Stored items
*** Begin section ***

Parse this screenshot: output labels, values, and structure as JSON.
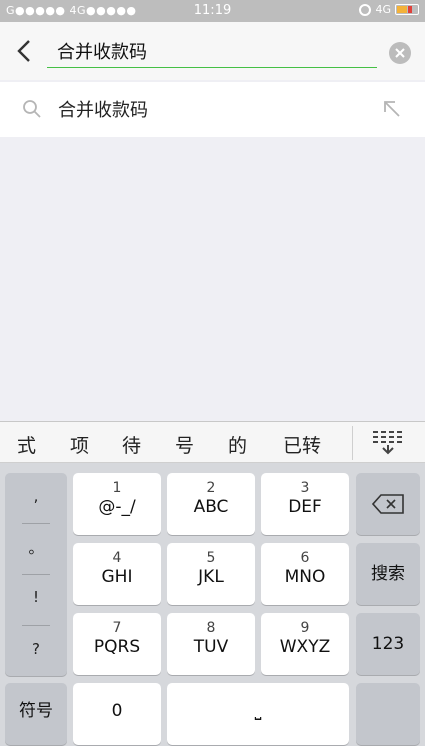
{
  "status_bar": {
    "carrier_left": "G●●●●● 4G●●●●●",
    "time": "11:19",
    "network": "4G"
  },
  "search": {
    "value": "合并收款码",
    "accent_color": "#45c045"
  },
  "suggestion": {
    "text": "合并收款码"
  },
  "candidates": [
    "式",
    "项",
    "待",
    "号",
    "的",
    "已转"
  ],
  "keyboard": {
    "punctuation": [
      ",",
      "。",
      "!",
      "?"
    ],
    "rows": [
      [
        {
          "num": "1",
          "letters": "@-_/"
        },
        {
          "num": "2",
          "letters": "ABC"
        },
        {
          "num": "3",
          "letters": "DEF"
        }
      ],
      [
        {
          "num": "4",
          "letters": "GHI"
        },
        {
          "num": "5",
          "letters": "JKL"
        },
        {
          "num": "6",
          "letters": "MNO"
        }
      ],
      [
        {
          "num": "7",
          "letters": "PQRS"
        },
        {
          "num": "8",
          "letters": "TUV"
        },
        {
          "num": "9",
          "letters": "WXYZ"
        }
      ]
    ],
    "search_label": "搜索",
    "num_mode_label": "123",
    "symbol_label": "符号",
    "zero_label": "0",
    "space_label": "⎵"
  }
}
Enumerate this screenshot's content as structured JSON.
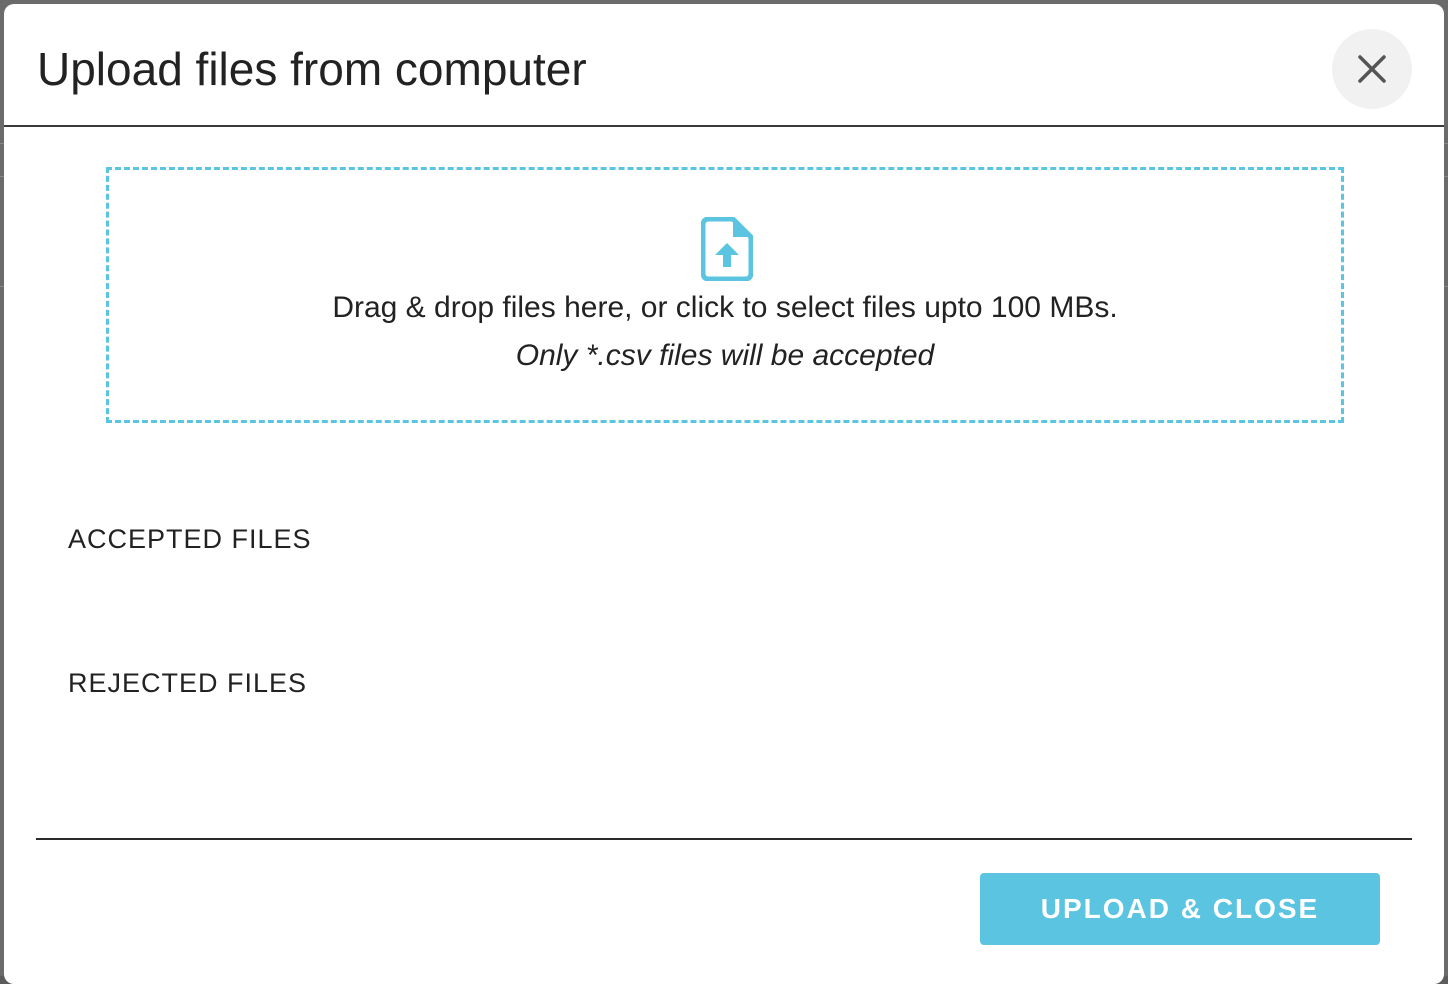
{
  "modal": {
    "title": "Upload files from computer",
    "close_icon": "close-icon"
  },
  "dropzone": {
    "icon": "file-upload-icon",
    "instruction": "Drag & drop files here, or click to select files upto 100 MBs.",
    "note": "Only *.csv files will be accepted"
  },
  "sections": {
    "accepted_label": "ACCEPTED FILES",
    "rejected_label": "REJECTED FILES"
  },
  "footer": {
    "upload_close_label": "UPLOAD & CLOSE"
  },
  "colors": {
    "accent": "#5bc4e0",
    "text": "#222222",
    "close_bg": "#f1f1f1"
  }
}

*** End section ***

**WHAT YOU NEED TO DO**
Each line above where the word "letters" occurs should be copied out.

**ANSWER TO THIS PROBLEM**
          "letters": "@-_/"
          "letters": "ABC"
          "letters": "DEF"
          "letters": "GHI"
          "letters": "JKL"
          "letters": "MNO"
          "letters": "PQRS"
          "letters": "TUV"
          "letters": "WXYZ"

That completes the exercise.